Often, poets use their craft to comment on social issues that are personally, politically, and culturally relevant. In this unit, we’ll look at the Poetry In Voice anthology as a place where poets, especially Indigenous ones, use their voices to speak back to cultural and political norms, and historical wrongs in order to disrupt commonly held beliefs. This series of lessons was first presented at the 2016 Poetry In Voice Nationals Teacher's Workshop. The Powerpoint presentation is included in the materials.
In this lesson, students will have opportunities to:
- Discuss different perspectives on learning, including the “First Nations Principles of Learning.”
- Examine stereotypes and assumptions about Indigenous People through poets and poetry.
- Look at our own identities and how that influences our understandings of the world.
- Analyze poems with a political or cultural message that goes against “the mainstream.”
- Connect verbal and visual ways of communicating ideas.
- Write our own identity poems based on stereotypes others have about us.
Materials and Resources
To teach this lesson, you will need:
- Thomas King’s video, “I’m Not the Indian you Had in Mind”
- First Nations Principles of Learning (Poster)
- Backtalk Identity Word Cloud (handout)
- Read-Write-Reflect instructions (handout)
- Jean Michel Basquiat's graffitti on vimeo

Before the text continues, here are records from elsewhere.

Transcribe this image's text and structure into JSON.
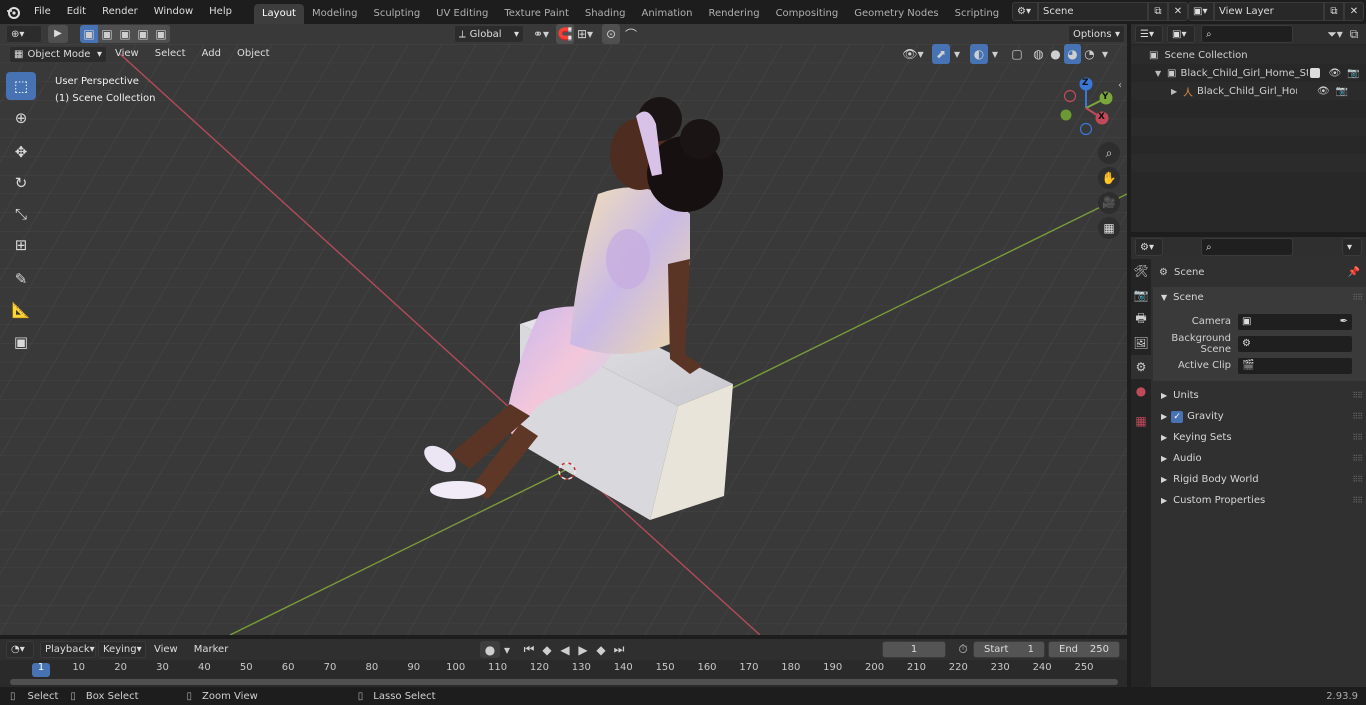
{
  "topbar": {
    "menus": [
      "File",
      "Edit",
      "Render",
      "Window",
      "Help"
    ],
    "workspaces": [
      "Layout",
      "Modeling",
      "Sculpting",
      "UV Editing",
      "Texture Paint",
      "Shading",
      "Animation",
      "Rendering",
      "Compositing",
      "Geometry Nodes",
      "Scripting"
    ],
    "active_workspace": "Layout",
    "scene_name": "Scene",
    "view_layer": "View Layer"
  },
  "viewport_header": {
    "mode": "Object Mode",
    "menus": [
      "View",
      "Select",
      "Add",
      "Object"
    ],
    "transform_orientation": "Global",
    "options_label": "Options"
  },
  "viewport": {
    "perspective_label": "User Perspective",
    "collection_label": "(1) Scene Collection",
    "gizmo_axes": [
      "X",
      "Y",
      "Z"
    ]
  },
  "outliner": {
    "search_placeholder": "",
    "root": "Scene Collection",
    "items": [
      {
        "label": "Black_Child_Girl_Home_Style_",
        "indent": 1
      },
      {
        "label": "Black_Child_Girl_Home_S",
        "indent": 2
      }
    ]
  },
  "properties": {
    "header_title": "Scene",
    "section": "Scene",
    "fields": [
      {
        "label": "Camera",
        "value": ""
      },
      {
        "label": "Background Scene",
        "value": ""
      },
      {
        "label": "Active Clip",
        "value": ""
      }
    ],
    "panels": [
      "Units",
      "Gravity",
      "Keying Sets",
      "Audio",
      "Rigid Body World",
      "Custom Properties"
    ],
    "gravity_checked": true
  },
  "timeline": {
    "menus": [
      "Playback",
      "Keying",
      "View",
      "Marker"
    ],
    "current_frame": "1",
    "start_label": "Start",
    "start": "1",
    "end_label": "End",
    "end": "250",
    "ticks": [
      "1",
      "10",
      "20",
      "30",
      "40",
      "50",
      "60",
      "70",
      "80",
      "90",
      "100",
      "110",
      "120",
      "130",
      "140",
      "150",
      "160",
      "170",
      "180",
      "190",
      "200",
      "210",
      "220",
      "230",
      "240",
      "250"
    ]
  },
  "statusbar": {
    "items": [
      "Select",
      "Box Select",
      "Zoom View",
      "Lasso Select"
    ],
    "version": "2.93.9"
  },
  "colors": {
    "accent": "#4772b3",
    "x_axis": "#c04a5a",
    "y_axis": "#7aa83a",
    "z_axis": "#3a78d8"
  }
}
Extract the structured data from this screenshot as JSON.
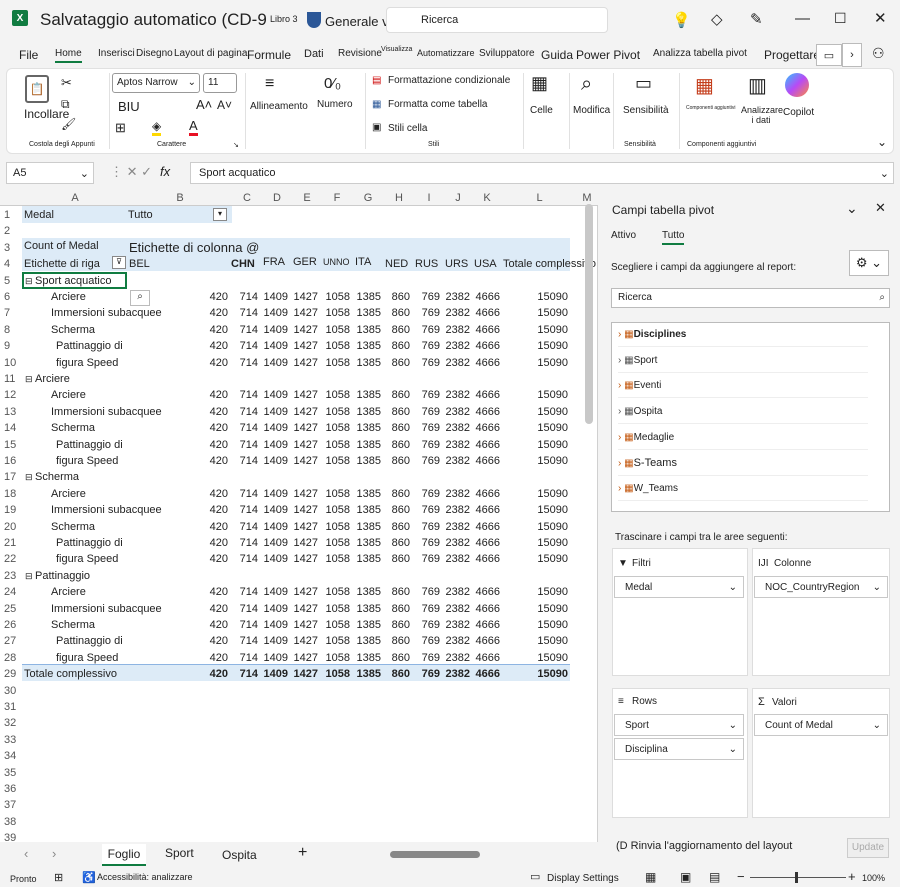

- blank paper
- lined paper
- chalk or washable paint for graffiti
- internet and an LCD projector